Original photo by Flee.
I work in a big church. I mean a really big church. My church has more members than my hometown has people! While I love my church and my youth group, I’d be lying to you if I said I didn’t, sometimes, miss the joy of doing youth ministry in a smaller church setting. I don’t miss it in a nostalgic sort of way, but I do miss the necessity of the youth in churches that are smaller.
Here is what I mean…
Smaller churches don’t have the option of letting youth silo and create the “one-eared Mickey Mouse” as easily as larger churches do. Most smaller churches I’ve worked with have to use their youth in larger ecclesial practices like being in the choir, reading scripture, serving on boards, helping with children’s Sunday school, being in the Christmas and Easter productions, running sound—and a myriad of other activities that ingrain them into the life of the congregation.
Does this mean that churches are “using” their youth to do the things they do not want to do? Maybe, in some cases. But it can also be thought about as a way of furthering the responsibility and ownership of the students in the greater church ministry. In smaller churches, there is such a great potential for students to acquire, develop, and practice leadership in an ecclesial setting. I owe so much of who I am in ministry and leadership to having grown up in a small church where I was given the reins of many projects at a youth-group age.
Often times I hear leaders of smaller church youth ministries wanting the benefits of a larger group: They want to do bigger trips, bigger worship, and bigger events. I totally understand this. I remember taking a group to a beach retreat center and having one of those massive groups there along side of us. In some ways, I was annoyed and in others I was envious.
But what I learned that week was pretty special. Our whole group could hang out in one of the rooms that we had rented—there were only about 25 of us, so every night we would all pile into that room, watch Shark Week, play cards, and laugh until we cried. It was awesome.
The other leaders and I had real and deep, meaningful relationships with each one of those youth. We knew them and they knew us. As I looked at the other, big group, I knew that kind of one-on-one connection wasn’t something that was as accessible to them. I was proud of my group, my church, and myself. I found the beauty in the small thing that day.
Consider your smaller church group a gift! Understand the number of students you have as a tool and an opportunity to do intense developmental and leadership training. Here are a few practical ways you can start…

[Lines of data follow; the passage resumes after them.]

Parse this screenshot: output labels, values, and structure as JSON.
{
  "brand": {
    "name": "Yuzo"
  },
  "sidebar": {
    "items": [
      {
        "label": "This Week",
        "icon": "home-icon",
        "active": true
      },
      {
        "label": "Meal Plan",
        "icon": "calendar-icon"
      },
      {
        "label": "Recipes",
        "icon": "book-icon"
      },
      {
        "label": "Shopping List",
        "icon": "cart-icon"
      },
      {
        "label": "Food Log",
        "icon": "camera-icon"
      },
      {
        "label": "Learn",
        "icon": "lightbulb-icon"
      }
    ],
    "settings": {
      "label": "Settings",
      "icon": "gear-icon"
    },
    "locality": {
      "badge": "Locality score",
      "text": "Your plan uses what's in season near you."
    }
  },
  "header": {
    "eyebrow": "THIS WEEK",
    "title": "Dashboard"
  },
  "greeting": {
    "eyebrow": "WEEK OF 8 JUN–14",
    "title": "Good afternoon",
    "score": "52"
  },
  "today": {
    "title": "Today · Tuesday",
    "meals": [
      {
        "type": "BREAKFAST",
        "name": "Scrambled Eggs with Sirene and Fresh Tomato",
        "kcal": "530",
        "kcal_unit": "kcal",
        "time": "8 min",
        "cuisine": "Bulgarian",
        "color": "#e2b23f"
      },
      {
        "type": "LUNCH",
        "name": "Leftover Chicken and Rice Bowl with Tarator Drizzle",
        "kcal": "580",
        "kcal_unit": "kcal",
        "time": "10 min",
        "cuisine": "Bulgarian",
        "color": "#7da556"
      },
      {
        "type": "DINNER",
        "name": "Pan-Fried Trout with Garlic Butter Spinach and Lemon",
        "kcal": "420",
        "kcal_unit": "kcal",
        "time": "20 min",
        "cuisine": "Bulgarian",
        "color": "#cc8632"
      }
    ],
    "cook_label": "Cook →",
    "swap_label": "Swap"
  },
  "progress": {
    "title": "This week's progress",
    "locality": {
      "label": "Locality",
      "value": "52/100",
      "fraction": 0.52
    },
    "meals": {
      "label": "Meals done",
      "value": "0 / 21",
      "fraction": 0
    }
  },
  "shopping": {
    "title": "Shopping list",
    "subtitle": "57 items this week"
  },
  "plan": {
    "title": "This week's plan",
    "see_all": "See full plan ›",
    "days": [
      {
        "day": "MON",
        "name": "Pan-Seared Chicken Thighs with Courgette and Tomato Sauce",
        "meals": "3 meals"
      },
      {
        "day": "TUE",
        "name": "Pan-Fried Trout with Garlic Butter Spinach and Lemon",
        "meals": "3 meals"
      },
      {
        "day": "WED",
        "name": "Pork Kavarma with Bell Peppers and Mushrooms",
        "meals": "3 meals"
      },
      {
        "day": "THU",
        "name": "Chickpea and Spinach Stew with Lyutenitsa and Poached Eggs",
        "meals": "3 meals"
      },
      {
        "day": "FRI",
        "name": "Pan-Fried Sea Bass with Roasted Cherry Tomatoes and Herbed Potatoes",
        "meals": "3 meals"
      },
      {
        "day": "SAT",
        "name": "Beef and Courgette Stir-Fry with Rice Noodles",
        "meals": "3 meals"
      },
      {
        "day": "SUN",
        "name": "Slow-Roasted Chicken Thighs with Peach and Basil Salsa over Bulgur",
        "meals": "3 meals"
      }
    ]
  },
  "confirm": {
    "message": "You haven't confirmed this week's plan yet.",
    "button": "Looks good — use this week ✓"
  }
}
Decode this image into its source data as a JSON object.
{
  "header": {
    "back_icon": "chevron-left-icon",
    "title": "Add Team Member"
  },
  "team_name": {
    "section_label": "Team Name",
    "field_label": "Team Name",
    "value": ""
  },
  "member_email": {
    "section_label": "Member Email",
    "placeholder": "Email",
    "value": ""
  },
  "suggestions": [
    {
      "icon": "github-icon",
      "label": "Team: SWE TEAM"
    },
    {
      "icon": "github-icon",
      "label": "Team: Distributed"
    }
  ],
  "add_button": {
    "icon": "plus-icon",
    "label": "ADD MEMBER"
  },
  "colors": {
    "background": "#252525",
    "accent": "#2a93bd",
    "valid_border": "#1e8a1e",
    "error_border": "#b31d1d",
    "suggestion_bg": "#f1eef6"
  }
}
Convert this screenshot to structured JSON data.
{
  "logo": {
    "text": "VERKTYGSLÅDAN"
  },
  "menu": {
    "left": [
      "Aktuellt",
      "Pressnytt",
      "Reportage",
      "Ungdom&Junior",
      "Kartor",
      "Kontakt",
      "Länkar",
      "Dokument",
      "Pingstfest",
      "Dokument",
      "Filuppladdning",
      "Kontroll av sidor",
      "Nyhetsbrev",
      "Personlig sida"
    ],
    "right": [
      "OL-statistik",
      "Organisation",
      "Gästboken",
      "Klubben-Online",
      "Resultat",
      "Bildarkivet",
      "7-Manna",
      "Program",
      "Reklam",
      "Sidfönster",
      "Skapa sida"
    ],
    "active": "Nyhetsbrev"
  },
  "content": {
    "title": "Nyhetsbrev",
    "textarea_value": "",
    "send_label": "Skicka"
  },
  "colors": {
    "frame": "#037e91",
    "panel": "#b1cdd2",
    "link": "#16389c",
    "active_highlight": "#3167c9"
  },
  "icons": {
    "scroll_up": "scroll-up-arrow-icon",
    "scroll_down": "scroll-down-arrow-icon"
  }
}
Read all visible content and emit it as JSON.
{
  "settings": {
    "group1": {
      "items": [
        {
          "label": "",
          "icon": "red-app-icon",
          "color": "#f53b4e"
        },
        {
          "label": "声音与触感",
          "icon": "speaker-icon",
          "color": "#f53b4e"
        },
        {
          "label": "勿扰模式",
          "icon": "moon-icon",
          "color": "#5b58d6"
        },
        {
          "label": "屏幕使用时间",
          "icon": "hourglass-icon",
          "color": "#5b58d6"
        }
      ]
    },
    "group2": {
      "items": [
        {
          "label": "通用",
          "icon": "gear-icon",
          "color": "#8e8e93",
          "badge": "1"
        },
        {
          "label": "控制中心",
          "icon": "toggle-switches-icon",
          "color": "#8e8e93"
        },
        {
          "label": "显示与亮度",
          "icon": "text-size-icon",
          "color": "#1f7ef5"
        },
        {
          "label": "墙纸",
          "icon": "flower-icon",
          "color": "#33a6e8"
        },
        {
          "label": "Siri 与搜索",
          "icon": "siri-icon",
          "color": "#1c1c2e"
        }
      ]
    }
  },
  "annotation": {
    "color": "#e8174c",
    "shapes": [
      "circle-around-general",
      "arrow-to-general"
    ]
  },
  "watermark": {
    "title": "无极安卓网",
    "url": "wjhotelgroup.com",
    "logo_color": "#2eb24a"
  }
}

Live Within Your Group’s Statistical Means:
Do not try to do things that you can only do in big groups. If you usually have eight kids in your youth group, don’t try to launch a grade-based, small-group ministry. Remember that just because it’s successful in other churches doesn’t mean that it’ll work in your church!
Develop Student Leaders:
You have a unique opportunity to allow your youth ministry to be a ministry leadership lab for the students who belong to it. In larger youth groups, there’s often a premium put on “polished performance ministry.” There isn’t usually the same expectation in smaller groups. Take advantage of that by letting your kids lead! One of my favorite retreats I did at a smaller church included worship services designed, developed, and led by students in groups of three. It was incredible.
Get Your Big Group Fix:
There’s no doubt that being in an arena with thousands of other youth is exhilarating and gives your students a great experience that they’ll never forget. Take your kids to these big conferences occasionally. It’s something different and something that will inspire them.
WARNING—Do Not Try This at Home:
After you go to the big conference, don’t come home and try to copy the stuff you saw. You won’t do it as well (neither will I) and that’s not why your kids come to your group anyway. They come for the intimacy, the community, and the love they feel… not for pyrotechnics.
Stephen Ingram is the Director of Student Ministries at Canterbury United Methodist Church in Birmingham, AL, a coach with Youth Ministry Architects, and author of “Hollow Faith and [extra] Ordinary Time.” organicstudentministry.com
Disclaimer: The views and opinions expressed in the YS Blog are those of the authors and do not necessarily reflect the opinion or position of YS.